══ The input ══

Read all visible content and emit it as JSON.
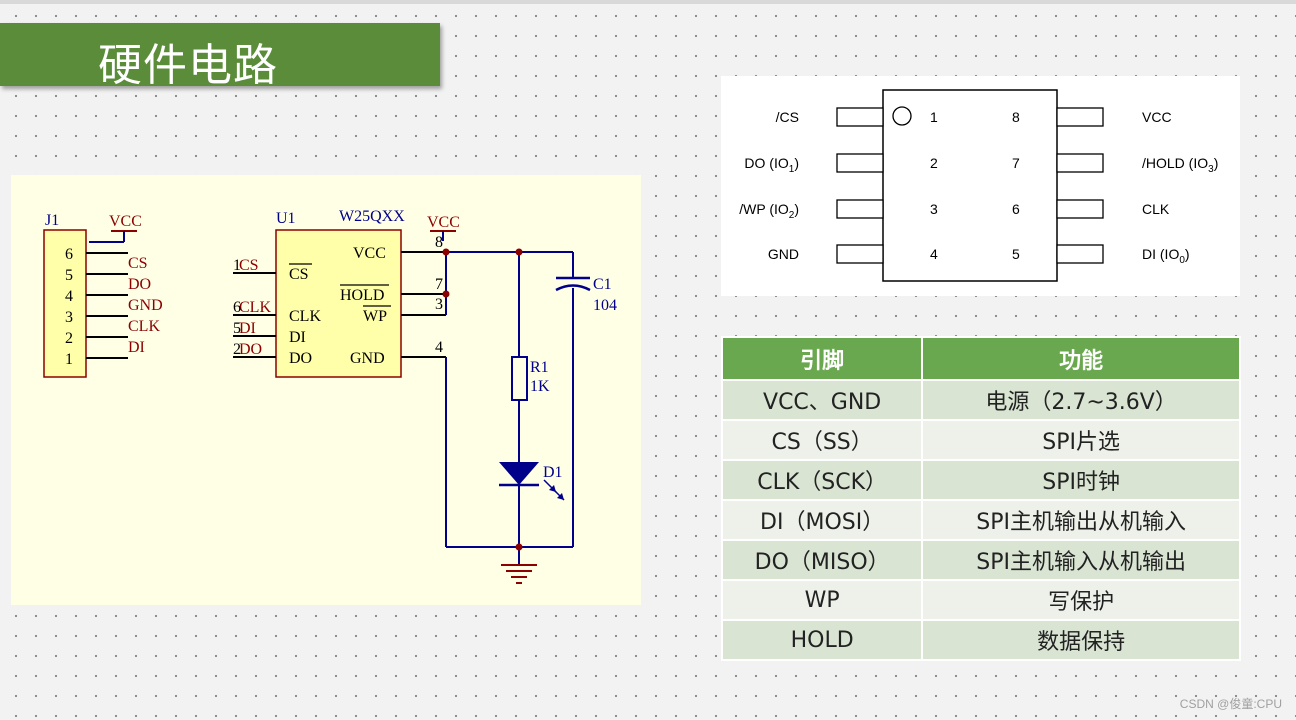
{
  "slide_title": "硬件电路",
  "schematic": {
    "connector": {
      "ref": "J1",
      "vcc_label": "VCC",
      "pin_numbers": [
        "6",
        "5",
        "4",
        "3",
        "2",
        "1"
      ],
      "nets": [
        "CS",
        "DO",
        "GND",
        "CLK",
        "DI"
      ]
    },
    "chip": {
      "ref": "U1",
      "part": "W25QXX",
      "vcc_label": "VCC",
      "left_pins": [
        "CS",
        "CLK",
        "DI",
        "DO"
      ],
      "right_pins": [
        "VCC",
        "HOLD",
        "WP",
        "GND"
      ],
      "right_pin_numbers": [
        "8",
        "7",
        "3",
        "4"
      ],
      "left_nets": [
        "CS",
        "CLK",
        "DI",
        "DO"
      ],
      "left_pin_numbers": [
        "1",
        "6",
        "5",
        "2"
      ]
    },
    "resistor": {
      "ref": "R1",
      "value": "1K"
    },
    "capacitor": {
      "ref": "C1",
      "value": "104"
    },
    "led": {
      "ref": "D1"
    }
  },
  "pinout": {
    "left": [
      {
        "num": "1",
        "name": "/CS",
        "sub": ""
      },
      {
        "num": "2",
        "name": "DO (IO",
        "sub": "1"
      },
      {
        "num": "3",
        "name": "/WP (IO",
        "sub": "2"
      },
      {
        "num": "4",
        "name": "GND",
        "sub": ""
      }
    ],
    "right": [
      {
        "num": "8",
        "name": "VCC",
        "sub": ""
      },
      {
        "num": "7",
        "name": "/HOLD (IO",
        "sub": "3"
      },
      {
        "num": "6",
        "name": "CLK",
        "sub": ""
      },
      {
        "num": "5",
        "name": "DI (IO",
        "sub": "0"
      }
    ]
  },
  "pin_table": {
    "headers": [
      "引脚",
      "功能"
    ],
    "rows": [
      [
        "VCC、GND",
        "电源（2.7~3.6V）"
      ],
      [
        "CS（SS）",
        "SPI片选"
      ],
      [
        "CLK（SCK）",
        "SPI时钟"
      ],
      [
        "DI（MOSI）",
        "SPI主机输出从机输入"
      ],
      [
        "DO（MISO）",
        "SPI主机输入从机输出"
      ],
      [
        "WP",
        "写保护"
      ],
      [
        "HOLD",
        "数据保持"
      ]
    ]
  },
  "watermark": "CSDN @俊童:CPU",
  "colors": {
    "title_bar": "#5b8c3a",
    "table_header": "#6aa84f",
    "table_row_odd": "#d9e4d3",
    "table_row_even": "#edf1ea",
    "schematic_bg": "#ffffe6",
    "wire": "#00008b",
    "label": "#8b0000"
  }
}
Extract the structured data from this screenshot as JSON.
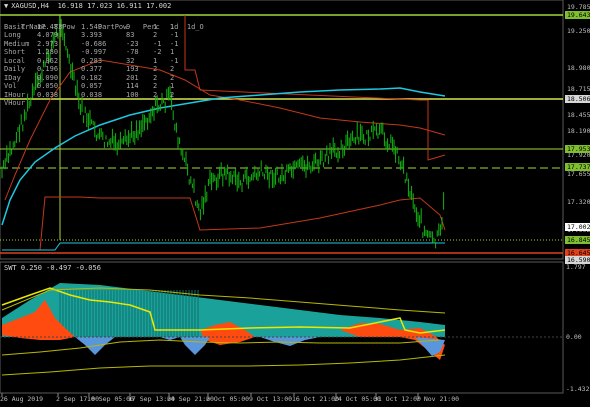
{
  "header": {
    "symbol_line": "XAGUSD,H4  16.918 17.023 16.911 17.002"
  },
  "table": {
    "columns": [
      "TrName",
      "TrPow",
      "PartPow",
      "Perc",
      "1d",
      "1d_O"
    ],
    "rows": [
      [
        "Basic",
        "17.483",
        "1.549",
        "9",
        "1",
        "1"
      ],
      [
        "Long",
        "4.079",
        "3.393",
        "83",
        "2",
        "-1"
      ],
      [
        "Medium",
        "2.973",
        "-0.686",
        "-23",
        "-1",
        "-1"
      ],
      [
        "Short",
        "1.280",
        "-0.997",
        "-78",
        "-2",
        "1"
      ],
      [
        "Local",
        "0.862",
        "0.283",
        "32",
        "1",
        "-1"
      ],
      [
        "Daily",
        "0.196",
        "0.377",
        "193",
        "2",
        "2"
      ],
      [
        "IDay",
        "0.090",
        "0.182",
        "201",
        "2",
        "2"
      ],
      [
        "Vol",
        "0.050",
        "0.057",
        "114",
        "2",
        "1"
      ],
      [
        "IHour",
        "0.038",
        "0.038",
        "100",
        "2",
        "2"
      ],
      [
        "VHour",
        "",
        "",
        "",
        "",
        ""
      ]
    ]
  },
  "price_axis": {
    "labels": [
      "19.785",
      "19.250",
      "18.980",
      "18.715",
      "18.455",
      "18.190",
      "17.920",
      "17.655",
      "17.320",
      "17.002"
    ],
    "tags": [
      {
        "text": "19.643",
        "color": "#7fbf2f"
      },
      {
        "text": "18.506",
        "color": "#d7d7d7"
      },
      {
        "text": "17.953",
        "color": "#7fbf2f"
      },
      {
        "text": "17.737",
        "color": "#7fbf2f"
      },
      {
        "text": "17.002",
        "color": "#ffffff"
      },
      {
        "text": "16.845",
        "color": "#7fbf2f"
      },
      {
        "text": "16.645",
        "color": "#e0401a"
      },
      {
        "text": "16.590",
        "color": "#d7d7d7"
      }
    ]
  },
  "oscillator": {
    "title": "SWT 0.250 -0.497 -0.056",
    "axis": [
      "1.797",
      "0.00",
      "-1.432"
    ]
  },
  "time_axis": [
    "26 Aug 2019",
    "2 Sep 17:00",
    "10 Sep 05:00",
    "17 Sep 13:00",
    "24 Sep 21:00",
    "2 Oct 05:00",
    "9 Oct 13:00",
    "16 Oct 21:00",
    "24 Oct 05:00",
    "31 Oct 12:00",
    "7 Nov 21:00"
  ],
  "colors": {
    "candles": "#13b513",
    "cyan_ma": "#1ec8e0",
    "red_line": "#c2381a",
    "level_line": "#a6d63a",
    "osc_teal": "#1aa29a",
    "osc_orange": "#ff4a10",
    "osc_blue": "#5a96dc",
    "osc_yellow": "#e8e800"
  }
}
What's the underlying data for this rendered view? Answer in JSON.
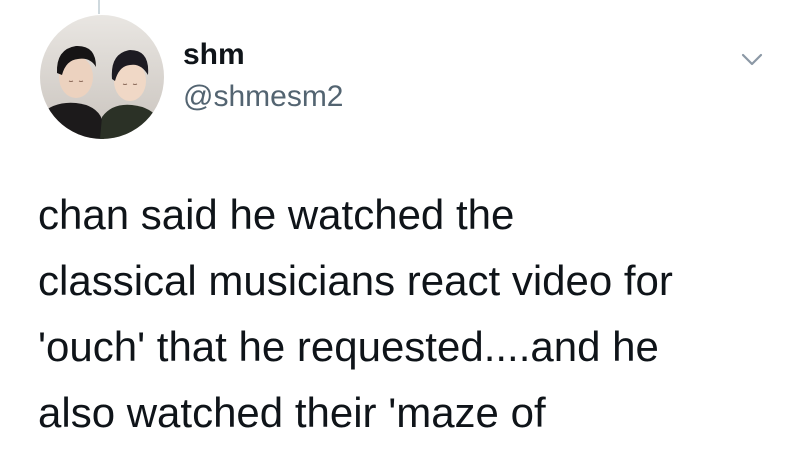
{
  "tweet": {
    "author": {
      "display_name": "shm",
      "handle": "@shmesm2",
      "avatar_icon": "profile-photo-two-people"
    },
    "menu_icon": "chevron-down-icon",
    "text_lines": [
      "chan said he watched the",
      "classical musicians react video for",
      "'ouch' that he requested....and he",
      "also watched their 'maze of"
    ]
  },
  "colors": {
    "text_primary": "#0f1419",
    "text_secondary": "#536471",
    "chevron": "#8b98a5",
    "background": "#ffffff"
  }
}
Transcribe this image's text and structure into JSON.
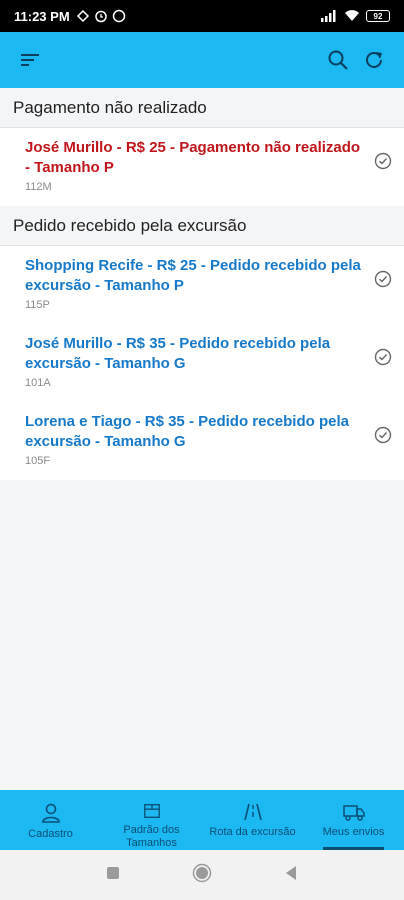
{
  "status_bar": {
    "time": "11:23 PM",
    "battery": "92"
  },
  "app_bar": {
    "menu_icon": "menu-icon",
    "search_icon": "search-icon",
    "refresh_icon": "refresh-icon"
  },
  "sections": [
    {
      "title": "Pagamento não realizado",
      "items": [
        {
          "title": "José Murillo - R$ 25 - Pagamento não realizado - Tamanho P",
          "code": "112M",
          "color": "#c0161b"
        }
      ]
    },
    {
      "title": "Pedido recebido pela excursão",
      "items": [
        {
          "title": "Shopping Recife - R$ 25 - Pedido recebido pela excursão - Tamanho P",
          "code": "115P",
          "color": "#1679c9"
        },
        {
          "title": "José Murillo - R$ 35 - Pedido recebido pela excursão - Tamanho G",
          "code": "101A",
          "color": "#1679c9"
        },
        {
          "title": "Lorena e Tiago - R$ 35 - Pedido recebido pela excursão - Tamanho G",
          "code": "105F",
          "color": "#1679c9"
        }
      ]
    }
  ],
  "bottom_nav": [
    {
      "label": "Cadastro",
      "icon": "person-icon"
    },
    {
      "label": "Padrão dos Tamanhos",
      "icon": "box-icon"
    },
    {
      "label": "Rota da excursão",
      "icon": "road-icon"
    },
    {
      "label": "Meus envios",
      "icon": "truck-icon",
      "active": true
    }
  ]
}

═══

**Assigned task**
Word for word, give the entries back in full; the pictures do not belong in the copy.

**Your response**
Read all visible content and emit it as JSON.
{
  "slide_title": "硬件电路",
  "schematic": {
    "connector": {
      "ref": "J1",
      "vcc_label": "VCC",
      "pin_numbers": [
        "6",
        "5",
        "4",
        "3",
        "2",
        "1"
      ],
      "nets": [
        "CS",
        "DO",
        "GND",
        "CLK",
        "DI"
      ]
    },
    "chip": {
      "ref": "U1",
      "part": "W25QXX",
      "vcc_label": "VCC",
      "left_pins": [
        "CS",
        "CLK",
        "DI",
        "DO"
      ],
      "right_pins": [
        "VCC",
        "HOLD",
        "WP",
        "GND"
      ],
      "right_pin_numbers": [
        "8",
        "7",
        "3",
        "4"
      ],
      "left_nets": [
        "CS",
        "CLK",
        "DI",
        "DO"
      ],
      "left_pin_numbers": [
        "1",
        "6",
        "5",
        "2"
      ]
    },
    "resistor": {
      "ref": "R1",
      "value": "1K"
    },
    "capacitor": {
      "ref": "C1",
      "value": "104"
    },
    "led": {
      "ref": "D1"
    }
  },
  "pinout": {
    "left": [
      {
        "num": "1",
        "name": "/CS",
        "sub": ""
      },
      {
        "num": "2",
        "name": "DO (IO",
        "sub": "1"
      },
      {
        "num": "3",
        "name": "/WP (IO",
        "sub": "2"
      },
      {
        "num": "4",
        "name": "GND",
        "sub": ""
      }
    ],
    "right": [
      {
        "num": "8",
        "name": "VCC",
        "sub": ""
      },
      {
        "num": "7",
        "name": "/HOLD (IO",
        "sub": "3"
      },
      {
        "num": "6",
        "name": "CLK",
        "sub": ""
      },
      {
        "num": "5",
        "name": "DI (IO",
        "sub": "0"
      }
    ]
  },
  "pin_table": {
    "headers": [
      "引脚",
      "功能"
    ],
    "rows": [
      [
        "VCC、GND",
        "电源（2.7~3.6V）"
      ],
      [
        "CS（SS）",
        "SPI片选"
      ],
      [
        "CLK（SCK）",
        "SPI时钟"
      ],
      [
        "DI（MOSI）",
        "SPI主机输出从机输入"
      ],
      [
        "DO（MISO）",
        "SPI主机输入从机输出"
      ],
      [
        "WP",
        "写保护"
      ],
      [
        "HOLD",
        "数据保持"
      ]
    ]
  },
  "watermark": "CSDN @俊童:CPU",
  "colors": {
    "title_bar": "#5b8c3a",
    "table_header": "#6aa84f",
    "table_row_odd": "#d9e4d3",
    "table_row_even": "#edf1ea",
    "schematic_bg": "#ffffe6",
    "wire": "#00008b",
    "label": "#8b0000"
  }
}
Extract the structured data from this screenshot as JSON.
{
  "header": {
    "symbol_line": "XAGUSD,H4  16.918 17.023 16.911 17.002"
  },
  "table": {
    "columns": [
      "TrName",
      "TrPow",
      "PartPow",
      "Perc",
      "1d",
      "1d_O"
    ],
    "rows": [
      [
        "Basic",
        "17.483",
        "1.549",
        "9",
        "1",
        "1"
      ],
      [
        "Long",
        "4.079",
        "3.393",
        "83",
        "2",
        "-1"
      ],
      [
        "Medium",
        "2.973",
        "-0.686",
        "-23",
        "-1",
        "-1"
      ],
      [
        "Short",
        "1.280",
        "-0.997",
        "-78",
        "-2",
        "1"
      ],
      [
        "Local",
        "0.862",
        "0.283",
        "32",
        "1",
        "-1"
      ],
      [
        "Daily",
        "0.196",
        "0.377",
        "193",
        "2",
        "2"
      ],
      [
        "IDay",
        "0.090",
        "0.182",
        "201",
        "2",
        "2"
      ],
      [
        "Vol",
        "0.050",
        "0.057",
        "114",
        "2",
        "1"
      ],
      [
        "IHour",
        "0.038",
        "0.038",
        "100",
        "2",
        "2"
      ],
      [
        "VHour",
        "",
        "",
        "",
        "",
        ""
      ]
    ]
  },
  "price_axis": {
    "labels": [
      "19.785",
      "19.250",
      "18.980",
      "18.715",
      "18.455",
      "18.190",
      "17.920",
      "17.655",
      "17.320",
      "17.002"
    ],
    "tags": [
      {
        "text": "19.643",
        "color": "#7fbf2f"
      },
      {
        "text": "18.506",
        "color": "#d7d7d7"
      },
      {
        "text": "17.953",
        "color": "#7fbf2f"
      },
      {
        "text": "17.737",
        "color": "#7fbf2f"
      },
      {
        "text": "17.002",
        "color": "#ffffff"
      },
      {
        "text": "16.845",
        "color": "#7fbf2f"
      },
      {
        "text": "16.645",
        "color": "#e0401a"
      },
      {
        "text": "16.590",
        "color": "#d7d7d7"
      }
    ]
  },
  "oscillator": {
    "title": "SWT 0.250 -0.497 -0.056",
    "axis": [
      "1.797",
      "0.00",
      "-1.432"
    ]
  },
  "time_axis": [
    "26 Aug 2019",
    "2 Sep 17:00",
    "10 Sep 05:00",
    "17 Sep 13:00",
    "24 Sep 21:00",
    "2 Oct 05:00",
    "9 Oct 13:00",
    "16 Oct 21:00",
    "24 Oct 05:00",
    "31 Oct 12:00",
    "7 Nov 21:00"
  ],
  "colors": {
    "candles": "#13b513",
    "cyan_ma": "#1ec8e0",
    "red_line": "#c2381a",
    "level_line": "#a6d63a",
    "osc_teal": "#1aa29a",
    "osc_orange": "#ff4a10",
    "osc_blue": "#5a96dc",
    "osc_yellow": "#e8e800"
  }
}
What's the underlying data for this rendered view? Answer in JSON.
{
  "tweet": {
    "author": {
      "display_name": "shm",
      "handle": "@shmesm2",
      "avatar_icon": "profile-photo-two-people"
    },
    "menu_icon": "chevron-down-icon",
    "text_lines": [
      "chan said he watched the",
      "classical musicians react video for",
      "'ouch' that he requested....and he",
      "also watched their 'maze of"
    ]
  },
  "colors": {
    "text_primary": "#0f1419",
    "text_secondary": "#536471",
    "chevron": "#8b98a5",
    "background": "#ffffff"
  }
}
Transcribe this image's text and structure into JSON.
{
  "status_bar": {
    "time": "11:23 PM",
    "battery": "92"
  },
  "app_bar": {
    "menu_icon": "menu-icon",
    "search_icon": "search-icon",
    "refresh_icon": "refresh-icon"
  },
  "sections": [
    {
      "title": "Pagamento não realizado",
      "items": [
        {
          "title": "José Murillo - R$ 25 - Pagamento não realizado - Tamanho P",
          "code": "112M",
          "color": "#c0161b"
        }
      ]
    },
    {
      "title": "Pedido recebido pela excursão",
      "items": [
        {
          "title": "Shopping Recife - R$ 25 - Pedido recebido pela excursão - Tamanho P",
          "code": "115P",
          "color": "#1679c9"
        },
        {
          "title": "José Murillo - R$ 35 - Pedido recebido pela excursão - Tamanho G",
          "code": "101A",
          "color": "#1679c9"
        },
        {
          "title": "Lorena e Tiago - R$ 35 - Pedido recebido pela excursão - Tamanho G",
          "code": "105F",
          "color": "#1679c9"
        }
      ]
    }
  ],
  "bottom_nav": [
    {
      "label": "Cadastro",
      "icon": "person-icon"
    },
    {
      "label": "Padrão dos Tamanhos",
      "icon": "box-icon"
    },
    {
      "label": "Rota da excursão",
      "icon": "road-icon"
    },
    {
      "label": "Meus envios",
      "icon": "truck-icon",
      "active": true
    }
  ]
}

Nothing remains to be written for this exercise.